Posted: February 26, 2014

The Brazilian fragrances market, already among the most valuable in the world, is set to continue growing quickly, helped by a broad consumer base, the experience-seeking behavior of consumers, and a young and increasingly affluent population, according to a report from Canadean.

By 2013, Brazil was already the most valuable fragrances market in the world, worth more than US$6 billion. This is built on the back of high per capita consumption as Brazilians use, on average, three times more fragrances by volume than consumers in the U.S., the next most valuable market.

Not only is consumption of fragrances already high, it is also set to grow quickly with both men and women using high volumes of fragrances, and often looking to treat themselves to new and novel experiences. Meanwhile, Brazil’s population is young and increasingly affluent. These three pillars, a broad consumer base, experience-seeking consumers and a young affluent population, will be the basis of the market’s continued rapid growth.

Fragrances consumption in Brazil is broad, meaning manufacturers have a variety of consumer groups and price points they can target. For instance, men play a prominent role in the Brazilian fragrances market, consuming 48.7% of fragrances by volume. Furthermore, consumers in the poorest 50% of households consume almost as many fragrances as those in the richest 50% of households. This means there are opportunities for both mass and premium fragrances to succeed in the market.

Canadean tracks the influence of 20 consumption motivations; when Brazilians come to select what fragrance to use, 25.5% of consumption by value is the result of consumers seeking to either affirm particular visions of femininity or masculinity, including the use fragrances to deliberately break gender stereotypes.

Meanwhile consumers’ desire to experience new or novel scents are a key motivation behind the consumption of just under a quarter of all fragrances in Brazil by value, while the desire to treat oneself is also important. These motivations will drive future growth in the market, with Brazilians looking to indulge in new experiences; creating opportunities for new product launches that encourage consumers to treat themselves with novel scent combinations.

Almost 100 million people, half the total Brazilian population, are aged between 16 and 35. In addition to their large numbers, these consumers use fragrances more frequently than consumers in other age groups.

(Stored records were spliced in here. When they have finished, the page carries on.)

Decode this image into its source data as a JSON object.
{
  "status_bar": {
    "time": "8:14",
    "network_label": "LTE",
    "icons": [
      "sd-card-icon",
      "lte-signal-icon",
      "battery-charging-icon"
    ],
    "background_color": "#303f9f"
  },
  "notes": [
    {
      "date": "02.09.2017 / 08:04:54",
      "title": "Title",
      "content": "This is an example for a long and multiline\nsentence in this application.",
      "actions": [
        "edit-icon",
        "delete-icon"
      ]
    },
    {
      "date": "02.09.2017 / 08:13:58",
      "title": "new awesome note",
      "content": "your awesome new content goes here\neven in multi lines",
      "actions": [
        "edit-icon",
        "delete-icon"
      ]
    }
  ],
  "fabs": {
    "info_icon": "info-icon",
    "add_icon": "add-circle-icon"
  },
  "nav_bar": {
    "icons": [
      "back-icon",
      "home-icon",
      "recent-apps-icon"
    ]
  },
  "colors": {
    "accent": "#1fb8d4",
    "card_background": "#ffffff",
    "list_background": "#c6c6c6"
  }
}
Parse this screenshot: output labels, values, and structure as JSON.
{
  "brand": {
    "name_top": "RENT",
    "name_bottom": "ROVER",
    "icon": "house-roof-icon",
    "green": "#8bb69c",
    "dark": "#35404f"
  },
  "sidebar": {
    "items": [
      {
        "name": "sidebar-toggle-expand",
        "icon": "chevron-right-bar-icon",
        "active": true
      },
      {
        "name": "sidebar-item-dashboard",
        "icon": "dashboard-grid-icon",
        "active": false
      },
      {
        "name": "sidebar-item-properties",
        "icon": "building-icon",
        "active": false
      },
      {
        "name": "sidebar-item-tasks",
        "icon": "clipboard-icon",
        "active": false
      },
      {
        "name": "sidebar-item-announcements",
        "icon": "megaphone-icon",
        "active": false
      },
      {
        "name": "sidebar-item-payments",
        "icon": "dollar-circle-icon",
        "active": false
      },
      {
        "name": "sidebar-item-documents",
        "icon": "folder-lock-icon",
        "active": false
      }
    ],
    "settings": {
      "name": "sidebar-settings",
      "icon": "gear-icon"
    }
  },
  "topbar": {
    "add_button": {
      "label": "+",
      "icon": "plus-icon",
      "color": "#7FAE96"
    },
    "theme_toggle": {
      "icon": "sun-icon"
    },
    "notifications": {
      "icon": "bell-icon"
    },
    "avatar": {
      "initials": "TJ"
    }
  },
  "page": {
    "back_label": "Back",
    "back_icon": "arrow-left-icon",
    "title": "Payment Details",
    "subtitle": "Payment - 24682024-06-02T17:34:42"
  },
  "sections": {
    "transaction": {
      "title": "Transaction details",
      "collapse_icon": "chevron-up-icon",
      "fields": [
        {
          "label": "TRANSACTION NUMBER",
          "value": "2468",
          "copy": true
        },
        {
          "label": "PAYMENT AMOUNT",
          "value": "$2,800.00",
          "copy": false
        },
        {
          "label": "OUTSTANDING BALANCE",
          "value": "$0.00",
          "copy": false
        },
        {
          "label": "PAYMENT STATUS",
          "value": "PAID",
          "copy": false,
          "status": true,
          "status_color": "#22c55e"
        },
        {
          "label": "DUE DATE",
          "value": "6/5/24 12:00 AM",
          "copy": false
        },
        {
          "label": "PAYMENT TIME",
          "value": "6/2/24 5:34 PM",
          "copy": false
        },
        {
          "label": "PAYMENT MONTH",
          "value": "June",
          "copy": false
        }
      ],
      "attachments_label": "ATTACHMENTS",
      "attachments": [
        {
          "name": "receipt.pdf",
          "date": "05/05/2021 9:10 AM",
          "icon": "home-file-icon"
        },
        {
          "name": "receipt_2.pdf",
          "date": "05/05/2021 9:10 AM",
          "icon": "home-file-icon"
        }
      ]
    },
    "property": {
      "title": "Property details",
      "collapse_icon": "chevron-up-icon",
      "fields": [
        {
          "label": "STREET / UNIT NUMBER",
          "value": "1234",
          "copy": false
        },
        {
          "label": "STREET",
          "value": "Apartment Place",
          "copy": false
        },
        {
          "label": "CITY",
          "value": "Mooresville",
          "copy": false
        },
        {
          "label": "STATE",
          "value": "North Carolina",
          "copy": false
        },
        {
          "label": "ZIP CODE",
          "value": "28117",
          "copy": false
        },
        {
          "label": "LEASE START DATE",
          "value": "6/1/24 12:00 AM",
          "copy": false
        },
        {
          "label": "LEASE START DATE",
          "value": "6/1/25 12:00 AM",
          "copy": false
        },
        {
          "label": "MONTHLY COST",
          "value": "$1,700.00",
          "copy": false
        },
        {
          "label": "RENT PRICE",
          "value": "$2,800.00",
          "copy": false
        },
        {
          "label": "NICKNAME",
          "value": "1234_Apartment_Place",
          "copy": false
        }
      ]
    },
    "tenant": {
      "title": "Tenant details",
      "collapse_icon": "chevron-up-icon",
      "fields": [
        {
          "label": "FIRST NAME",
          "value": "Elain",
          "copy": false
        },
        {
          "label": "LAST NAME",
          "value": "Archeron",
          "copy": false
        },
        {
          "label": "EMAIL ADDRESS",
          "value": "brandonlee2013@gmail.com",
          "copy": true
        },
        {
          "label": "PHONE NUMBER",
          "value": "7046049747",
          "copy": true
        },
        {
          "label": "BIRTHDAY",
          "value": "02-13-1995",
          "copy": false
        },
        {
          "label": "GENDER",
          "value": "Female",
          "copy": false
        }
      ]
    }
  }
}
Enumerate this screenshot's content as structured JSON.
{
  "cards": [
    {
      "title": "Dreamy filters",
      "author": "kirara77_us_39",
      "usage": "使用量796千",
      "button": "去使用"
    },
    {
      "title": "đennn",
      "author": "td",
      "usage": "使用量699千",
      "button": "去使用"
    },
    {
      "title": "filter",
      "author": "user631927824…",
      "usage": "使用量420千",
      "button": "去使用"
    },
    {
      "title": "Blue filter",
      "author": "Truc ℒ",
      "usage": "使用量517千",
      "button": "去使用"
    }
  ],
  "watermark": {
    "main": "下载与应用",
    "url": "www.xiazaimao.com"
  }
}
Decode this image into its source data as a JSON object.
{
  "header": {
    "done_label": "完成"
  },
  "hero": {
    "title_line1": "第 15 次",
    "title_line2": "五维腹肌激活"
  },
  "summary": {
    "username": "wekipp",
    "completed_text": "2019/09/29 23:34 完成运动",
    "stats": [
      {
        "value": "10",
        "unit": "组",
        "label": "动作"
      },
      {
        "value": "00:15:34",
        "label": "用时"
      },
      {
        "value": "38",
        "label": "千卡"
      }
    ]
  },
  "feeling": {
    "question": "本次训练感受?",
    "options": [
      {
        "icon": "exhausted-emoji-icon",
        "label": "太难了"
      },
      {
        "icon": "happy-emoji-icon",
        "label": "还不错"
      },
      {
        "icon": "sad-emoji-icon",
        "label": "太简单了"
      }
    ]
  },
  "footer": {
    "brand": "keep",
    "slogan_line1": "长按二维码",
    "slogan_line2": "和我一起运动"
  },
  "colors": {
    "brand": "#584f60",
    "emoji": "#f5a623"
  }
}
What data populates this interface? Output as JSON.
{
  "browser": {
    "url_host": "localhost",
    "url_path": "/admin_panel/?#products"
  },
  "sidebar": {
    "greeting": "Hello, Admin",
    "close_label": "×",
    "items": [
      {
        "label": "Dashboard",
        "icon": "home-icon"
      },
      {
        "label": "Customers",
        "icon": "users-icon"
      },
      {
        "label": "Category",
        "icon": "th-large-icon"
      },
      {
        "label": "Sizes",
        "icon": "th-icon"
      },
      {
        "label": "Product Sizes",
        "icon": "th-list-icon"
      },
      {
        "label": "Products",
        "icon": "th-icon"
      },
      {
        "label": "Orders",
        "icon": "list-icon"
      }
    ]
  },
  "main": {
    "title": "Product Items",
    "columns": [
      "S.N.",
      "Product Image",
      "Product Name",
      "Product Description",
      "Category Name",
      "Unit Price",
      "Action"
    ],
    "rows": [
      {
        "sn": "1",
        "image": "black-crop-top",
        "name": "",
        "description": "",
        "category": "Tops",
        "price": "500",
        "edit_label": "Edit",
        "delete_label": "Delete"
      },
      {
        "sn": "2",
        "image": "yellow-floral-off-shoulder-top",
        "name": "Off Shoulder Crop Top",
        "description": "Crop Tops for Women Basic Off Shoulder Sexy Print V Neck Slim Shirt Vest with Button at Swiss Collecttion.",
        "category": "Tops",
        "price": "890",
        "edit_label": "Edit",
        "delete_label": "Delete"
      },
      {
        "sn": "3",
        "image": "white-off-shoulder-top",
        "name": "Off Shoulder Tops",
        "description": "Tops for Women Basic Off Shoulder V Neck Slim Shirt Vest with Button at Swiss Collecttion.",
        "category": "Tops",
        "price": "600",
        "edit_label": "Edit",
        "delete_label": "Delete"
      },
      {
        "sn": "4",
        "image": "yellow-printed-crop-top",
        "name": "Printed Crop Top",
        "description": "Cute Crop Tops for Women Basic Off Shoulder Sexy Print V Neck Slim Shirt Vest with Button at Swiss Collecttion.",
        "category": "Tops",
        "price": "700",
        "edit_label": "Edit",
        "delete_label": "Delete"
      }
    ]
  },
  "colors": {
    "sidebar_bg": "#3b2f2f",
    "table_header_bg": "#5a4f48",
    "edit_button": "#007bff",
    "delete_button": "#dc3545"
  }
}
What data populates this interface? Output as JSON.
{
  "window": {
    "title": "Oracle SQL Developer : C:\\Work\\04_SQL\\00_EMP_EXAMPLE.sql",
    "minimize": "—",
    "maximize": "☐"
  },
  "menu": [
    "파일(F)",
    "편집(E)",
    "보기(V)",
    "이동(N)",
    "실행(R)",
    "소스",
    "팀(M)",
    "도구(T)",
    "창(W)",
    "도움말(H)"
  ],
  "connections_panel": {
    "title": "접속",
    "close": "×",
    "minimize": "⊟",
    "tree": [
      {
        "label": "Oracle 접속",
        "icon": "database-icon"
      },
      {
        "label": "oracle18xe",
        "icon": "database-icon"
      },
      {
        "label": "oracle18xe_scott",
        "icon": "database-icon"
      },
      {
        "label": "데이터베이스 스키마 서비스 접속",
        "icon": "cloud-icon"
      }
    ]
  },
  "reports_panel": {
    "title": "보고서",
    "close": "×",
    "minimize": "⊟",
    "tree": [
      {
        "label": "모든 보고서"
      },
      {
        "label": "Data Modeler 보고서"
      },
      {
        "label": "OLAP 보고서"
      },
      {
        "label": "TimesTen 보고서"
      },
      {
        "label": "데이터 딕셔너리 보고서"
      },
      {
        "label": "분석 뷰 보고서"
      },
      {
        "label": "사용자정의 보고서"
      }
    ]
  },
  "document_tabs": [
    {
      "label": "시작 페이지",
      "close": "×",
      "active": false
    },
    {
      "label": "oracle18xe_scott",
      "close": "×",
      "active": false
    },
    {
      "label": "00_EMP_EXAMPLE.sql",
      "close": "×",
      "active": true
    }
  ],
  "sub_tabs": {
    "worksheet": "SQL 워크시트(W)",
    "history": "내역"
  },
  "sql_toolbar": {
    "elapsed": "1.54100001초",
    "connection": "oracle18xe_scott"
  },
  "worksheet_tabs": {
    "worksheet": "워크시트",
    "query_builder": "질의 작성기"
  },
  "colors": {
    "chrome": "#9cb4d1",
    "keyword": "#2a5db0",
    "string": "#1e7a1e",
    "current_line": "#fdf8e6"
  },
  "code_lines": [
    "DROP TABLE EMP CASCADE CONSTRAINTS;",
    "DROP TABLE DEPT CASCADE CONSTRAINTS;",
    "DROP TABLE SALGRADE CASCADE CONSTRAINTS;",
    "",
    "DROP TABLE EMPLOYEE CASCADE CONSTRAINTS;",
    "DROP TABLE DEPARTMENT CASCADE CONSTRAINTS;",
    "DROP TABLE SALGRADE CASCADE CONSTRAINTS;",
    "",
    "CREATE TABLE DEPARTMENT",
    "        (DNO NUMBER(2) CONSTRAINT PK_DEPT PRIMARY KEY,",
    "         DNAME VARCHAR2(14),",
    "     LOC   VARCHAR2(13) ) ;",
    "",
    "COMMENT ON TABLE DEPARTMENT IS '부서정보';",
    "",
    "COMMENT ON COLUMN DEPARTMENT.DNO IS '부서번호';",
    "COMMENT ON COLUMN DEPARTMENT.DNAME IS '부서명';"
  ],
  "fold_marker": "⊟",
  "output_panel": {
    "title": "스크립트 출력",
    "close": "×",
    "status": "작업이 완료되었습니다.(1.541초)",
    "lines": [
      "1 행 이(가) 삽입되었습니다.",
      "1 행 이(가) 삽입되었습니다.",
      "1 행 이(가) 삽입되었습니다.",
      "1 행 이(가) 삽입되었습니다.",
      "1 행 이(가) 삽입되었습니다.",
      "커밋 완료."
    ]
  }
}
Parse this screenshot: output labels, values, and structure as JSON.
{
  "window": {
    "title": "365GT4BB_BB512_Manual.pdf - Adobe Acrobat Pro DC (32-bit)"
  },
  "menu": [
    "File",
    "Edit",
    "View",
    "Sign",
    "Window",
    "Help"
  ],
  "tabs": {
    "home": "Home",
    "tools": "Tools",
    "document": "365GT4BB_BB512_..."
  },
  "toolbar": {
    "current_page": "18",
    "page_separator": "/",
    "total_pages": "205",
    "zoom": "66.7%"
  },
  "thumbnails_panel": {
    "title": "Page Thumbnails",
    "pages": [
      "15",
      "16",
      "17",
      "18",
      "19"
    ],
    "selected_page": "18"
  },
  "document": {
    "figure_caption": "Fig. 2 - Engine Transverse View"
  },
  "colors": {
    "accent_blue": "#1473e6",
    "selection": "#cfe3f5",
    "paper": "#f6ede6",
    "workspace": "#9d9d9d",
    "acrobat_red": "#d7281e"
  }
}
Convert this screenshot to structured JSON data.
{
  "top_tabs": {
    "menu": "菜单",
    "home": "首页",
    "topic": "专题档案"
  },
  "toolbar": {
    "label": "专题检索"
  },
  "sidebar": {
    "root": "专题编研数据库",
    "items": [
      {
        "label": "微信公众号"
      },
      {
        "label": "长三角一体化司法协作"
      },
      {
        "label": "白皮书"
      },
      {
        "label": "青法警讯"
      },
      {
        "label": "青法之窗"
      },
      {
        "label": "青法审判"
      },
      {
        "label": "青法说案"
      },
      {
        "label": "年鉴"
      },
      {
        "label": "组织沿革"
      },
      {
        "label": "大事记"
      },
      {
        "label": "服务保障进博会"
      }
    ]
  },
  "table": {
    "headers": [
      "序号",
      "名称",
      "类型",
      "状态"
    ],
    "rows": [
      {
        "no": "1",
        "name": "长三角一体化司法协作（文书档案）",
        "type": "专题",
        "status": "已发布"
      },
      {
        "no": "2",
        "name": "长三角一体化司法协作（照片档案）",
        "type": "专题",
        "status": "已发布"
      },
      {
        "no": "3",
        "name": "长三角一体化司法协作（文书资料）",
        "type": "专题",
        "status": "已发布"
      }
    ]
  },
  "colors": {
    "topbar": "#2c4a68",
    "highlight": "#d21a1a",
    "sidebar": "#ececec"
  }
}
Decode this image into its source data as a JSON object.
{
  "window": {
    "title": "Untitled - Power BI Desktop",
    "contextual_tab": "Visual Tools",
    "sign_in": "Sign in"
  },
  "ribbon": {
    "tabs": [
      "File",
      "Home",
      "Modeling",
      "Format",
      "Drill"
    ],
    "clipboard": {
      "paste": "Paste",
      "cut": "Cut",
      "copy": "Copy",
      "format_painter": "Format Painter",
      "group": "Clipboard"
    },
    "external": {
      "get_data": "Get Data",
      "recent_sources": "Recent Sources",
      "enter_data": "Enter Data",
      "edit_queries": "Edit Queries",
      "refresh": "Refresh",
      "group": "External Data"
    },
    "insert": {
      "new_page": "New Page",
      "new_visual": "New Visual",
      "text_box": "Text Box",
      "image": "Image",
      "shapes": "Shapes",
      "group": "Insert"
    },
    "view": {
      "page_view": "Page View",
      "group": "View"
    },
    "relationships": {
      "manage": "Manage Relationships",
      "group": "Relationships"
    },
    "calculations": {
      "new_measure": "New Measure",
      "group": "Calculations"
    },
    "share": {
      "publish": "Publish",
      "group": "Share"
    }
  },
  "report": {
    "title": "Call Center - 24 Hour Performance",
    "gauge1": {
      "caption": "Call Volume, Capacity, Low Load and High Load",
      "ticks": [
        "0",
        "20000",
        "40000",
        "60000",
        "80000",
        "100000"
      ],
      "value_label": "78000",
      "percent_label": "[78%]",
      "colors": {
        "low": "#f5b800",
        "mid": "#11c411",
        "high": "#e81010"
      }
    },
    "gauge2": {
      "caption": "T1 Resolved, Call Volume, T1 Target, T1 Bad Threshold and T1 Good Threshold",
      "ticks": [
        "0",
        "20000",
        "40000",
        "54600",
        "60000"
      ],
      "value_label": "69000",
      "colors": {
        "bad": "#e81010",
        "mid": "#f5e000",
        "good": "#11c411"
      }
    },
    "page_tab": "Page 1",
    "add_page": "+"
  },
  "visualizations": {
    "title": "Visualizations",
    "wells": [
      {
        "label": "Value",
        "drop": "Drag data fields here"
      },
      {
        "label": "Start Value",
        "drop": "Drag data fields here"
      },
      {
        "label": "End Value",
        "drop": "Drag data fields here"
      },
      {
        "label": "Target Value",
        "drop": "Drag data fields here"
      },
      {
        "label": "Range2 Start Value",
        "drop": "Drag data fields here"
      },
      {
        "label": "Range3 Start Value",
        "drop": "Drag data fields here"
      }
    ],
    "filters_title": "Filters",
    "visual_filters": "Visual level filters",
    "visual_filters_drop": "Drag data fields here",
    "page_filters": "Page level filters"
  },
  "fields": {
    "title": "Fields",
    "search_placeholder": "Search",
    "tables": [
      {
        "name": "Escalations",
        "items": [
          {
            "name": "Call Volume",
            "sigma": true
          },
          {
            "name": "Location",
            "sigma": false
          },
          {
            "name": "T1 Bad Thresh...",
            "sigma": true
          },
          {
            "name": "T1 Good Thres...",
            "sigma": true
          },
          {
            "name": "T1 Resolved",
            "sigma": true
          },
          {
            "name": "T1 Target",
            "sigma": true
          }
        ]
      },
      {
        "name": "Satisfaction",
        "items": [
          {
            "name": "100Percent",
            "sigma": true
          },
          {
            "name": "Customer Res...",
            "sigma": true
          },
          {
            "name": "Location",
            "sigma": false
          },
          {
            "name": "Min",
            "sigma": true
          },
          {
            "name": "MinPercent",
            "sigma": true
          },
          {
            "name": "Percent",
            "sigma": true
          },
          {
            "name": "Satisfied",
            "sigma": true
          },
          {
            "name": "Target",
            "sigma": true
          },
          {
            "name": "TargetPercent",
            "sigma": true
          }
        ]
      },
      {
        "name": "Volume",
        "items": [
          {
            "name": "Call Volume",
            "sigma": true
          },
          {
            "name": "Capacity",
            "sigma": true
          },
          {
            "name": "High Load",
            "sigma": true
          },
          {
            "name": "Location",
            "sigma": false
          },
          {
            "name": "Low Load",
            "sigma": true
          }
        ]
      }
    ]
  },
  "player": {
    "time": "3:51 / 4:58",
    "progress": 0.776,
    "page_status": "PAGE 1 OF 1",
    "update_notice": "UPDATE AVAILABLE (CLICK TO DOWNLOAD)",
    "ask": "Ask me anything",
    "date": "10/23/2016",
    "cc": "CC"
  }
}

Add in their growing spending power, with GDP per capita in Brazil growing by over US$4,000 between 2007 and 2012, and young Brazilians will drive rapid growth in the market.